## Problem requirements:
Below are records. Copy every line with "subtitle" in it.
--- --- ---
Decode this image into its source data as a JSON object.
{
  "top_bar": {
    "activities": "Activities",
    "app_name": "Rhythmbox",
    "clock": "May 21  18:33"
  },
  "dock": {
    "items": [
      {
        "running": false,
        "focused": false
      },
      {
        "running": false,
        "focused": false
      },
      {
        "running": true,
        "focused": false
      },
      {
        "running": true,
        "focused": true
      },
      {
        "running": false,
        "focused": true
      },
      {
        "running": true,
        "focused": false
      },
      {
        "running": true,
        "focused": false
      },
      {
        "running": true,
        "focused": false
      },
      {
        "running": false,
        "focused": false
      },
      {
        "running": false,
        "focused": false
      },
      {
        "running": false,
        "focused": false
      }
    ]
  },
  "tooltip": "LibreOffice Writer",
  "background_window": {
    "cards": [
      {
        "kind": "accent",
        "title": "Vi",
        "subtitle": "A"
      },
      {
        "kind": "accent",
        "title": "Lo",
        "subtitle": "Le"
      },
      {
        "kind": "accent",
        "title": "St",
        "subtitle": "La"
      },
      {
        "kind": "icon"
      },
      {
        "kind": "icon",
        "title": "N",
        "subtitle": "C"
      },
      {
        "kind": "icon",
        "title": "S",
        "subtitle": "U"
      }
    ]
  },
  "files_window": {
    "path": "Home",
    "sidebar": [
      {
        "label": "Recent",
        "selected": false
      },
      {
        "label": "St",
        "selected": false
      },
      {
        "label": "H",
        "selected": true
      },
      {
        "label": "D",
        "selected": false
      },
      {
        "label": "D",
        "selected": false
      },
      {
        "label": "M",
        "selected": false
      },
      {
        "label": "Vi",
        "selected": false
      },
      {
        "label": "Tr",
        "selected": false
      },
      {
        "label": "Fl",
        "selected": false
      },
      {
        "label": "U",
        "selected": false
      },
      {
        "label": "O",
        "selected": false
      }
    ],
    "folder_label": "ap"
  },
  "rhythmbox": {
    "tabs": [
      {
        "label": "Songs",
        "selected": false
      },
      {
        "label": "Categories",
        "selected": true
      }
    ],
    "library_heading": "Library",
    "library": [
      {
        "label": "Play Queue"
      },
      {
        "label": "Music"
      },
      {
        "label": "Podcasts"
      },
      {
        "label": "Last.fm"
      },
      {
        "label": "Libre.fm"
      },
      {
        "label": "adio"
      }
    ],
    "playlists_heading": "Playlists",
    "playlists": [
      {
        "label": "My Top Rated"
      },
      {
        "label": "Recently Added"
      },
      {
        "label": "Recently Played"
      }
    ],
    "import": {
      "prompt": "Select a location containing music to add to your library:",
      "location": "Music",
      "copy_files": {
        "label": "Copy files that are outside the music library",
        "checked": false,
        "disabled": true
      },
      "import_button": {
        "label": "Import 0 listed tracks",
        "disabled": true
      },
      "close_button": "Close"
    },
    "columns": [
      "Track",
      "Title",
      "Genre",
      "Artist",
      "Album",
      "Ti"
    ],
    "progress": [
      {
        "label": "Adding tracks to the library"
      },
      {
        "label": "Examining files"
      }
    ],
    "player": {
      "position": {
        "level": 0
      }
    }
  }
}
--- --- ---
## Answer to the problem:
        "subtitle": "A"
        "subtitle": "Le"
        "subtitle": "La"
        "subtitle": "C"
        "subtitle": "U"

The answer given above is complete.